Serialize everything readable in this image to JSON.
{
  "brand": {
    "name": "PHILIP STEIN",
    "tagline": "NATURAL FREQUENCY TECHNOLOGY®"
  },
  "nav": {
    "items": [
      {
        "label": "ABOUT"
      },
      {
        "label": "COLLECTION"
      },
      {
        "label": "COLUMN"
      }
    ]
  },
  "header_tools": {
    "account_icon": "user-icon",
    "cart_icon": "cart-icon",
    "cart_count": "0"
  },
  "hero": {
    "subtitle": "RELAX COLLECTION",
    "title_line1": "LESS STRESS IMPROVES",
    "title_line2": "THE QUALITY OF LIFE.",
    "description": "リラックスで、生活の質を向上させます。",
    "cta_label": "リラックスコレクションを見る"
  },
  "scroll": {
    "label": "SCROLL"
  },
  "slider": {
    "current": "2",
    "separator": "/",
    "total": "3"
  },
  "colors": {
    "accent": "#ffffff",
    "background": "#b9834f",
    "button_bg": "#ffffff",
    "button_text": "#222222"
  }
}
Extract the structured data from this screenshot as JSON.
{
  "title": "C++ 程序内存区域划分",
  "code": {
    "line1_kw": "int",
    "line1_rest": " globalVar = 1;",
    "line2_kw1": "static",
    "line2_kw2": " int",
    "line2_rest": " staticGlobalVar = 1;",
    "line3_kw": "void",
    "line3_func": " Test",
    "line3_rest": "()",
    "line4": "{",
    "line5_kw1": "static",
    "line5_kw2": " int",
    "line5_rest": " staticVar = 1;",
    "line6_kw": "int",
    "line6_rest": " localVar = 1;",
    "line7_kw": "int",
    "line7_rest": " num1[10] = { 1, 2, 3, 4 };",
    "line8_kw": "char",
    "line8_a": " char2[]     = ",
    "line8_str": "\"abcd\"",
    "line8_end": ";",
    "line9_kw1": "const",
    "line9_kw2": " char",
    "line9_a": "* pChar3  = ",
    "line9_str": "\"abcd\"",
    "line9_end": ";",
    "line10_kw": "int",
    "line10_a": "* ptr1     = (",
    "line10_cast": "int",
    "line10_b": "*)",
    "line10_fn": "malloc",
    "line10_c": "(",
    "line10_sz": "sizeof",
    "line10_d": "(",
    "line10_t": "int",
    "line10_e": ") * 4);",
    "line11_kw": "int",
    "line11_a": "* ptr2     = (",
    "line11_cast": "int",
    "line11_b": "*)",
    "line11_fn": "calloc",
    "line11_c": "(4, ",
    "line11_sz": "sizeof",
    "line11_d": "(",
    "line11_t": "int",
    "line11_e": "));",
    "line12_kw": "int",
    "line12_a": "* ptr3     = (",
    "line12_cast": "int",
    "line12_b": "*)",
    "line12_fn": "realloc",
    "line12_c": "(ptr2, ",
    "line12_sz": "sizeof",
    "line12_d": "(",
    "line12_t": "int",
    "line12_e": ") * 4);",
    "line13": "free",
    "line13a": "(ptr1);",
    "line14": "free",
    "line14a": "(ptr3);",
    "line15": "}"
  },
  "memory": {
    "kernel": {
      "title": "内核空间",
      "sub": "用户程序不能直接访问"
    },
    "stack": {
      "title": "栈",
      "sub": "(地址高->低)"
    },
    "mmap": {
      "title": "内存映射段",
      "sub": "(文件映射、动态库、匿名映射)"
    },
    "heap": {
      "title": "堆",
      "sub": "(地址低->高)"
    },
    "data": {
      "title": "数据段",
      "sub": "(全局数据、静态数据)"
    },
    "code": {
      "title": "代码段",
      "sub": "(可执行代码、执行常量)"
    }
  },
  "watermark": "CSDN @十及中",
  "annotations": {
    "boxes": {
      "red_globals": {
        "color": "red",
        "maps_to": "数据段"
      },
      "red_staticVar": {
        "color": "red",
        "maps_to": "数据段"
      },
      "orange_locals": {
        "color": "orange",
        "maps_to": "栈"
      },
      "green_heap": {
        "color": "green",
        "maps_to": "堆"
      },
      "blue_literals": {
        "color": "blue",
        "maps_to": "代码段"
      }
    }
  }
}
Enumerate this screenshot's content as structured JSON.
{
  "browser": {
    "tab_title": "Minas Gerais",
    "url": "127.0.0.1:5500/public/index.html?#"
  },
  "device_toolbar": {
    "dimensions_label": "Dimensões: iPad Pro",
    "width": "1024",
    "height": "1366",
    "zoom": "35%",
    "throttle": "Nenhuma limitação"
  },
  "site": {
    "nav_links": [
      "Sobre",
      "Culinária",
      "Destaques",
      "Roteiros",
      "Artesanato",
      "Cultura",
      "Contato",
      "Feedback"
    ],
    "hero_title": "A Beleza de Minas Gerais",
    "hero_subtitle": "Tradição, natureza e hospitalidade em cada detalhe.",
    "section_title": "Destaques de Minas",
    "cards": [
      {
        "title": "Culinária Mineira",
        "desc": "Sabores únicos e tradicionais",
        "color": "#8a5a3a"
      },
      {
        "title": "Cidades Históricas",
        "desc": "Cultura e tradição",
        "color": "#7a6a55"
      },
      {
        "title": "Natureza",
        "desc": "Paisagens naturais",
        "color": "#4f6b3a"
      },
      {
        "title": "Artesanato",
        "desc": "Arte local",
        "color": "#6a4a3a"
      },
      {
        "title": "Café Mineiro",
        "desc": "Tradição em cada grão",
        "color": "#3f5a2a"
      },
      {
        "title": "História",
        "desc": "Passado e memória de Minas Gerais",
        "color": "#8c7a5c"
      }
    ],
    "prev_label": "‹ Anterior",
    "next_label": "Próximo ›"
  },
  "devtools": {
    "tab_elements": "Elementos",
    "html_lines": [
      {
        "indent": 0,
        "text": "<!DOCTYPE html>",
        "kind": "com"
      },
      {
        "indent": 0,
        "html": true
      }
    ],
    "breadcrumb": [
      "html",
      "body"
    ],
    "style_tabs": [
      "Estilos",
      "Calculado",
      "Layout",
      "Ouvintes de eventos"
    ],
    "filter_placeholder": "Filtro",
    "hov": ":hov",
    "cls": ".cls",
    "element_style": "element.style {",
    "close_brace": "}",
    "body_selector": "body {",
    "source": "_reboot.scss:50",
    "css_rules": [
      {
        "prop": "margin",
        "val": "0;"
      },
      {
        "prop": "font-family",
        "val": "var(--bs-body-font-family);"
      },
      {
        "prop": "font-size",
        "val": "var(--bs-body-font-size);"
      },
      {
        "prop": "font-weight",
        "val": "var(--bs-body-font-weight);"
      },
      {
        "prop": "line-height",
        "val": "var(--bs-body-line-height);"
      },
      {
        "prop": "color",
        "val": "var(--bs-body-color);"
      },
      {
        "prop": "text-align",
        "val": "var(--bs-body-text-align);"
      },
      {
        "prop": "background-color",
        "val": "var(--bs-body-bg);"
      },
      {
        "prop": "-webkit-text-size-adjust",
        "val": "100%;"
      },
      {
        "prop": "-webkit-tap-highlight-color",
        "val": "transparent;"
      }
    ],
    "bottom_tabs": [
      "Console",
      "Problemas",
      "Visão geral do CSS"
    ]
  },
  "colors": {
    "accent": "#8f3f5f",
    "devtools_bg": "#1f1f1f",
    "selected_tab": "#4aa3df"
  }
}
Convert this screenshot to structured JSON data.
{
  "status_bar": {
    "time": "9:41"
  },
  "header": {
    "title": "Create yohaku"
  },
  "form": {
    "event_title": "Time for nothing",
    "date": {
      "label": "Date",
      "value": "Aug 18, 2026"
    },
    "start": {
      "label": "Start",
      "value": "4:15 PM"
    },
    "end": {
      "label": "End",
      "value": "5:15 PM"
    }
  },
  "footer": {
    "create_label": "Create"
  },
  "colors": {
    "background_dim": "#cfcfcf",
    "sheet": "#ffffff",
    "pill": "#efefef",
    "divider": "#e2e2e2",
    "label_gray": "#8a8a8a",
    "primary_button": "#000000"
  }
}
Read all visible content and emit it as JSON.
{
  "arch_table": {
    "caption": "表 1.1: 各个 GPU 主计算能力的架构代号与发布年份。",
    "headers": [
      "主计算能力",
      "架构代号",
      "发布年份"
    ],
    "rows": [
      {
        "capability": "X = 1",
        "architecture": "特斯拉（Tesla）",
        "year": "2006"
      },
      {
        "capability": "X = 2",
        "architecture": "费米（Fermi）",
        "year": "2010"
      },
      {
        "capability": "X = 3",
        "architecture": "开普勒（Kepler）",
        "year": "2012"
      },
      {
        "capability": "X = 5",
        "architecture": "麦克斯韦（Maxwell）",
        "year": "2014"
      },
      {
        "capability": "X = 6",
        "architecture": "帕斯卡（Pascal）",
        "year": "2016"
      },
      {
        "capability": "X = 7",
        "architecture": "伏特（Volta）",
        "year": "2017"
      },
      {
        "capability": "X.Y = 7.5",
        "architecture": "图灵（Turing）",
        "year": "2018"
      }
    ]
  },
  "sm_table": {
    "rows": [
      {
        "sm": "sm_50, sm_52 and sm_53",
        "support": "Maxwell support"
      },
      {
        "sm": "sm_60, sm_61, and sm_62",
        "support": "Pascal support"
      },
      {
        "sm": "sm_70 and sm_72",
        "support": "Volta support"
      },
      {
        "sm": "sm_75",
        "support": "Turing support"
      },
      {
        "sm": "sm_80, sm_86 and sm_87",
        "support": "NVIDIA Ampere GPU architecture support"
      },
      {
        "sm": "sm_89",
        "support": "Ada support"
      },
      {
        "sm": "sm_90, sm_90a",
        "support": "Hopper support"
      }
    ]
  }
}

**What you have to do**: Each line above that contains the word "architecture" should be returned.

**Result**:
        "architecture": "特斯拉（Tesla）",
        "architecture": "费米（Fermi）",
        "architecture": "开普勒（Kepler）",
        "architecture": "麦克斯韦（Maxwell）",
        "architecture": "帕斯卡（Pascal）",
        "architecture": "伏特（Volta）",
        "architecture": "图灵（Turing）",
        "support": "NVIDIA Ampere GPU architecture support"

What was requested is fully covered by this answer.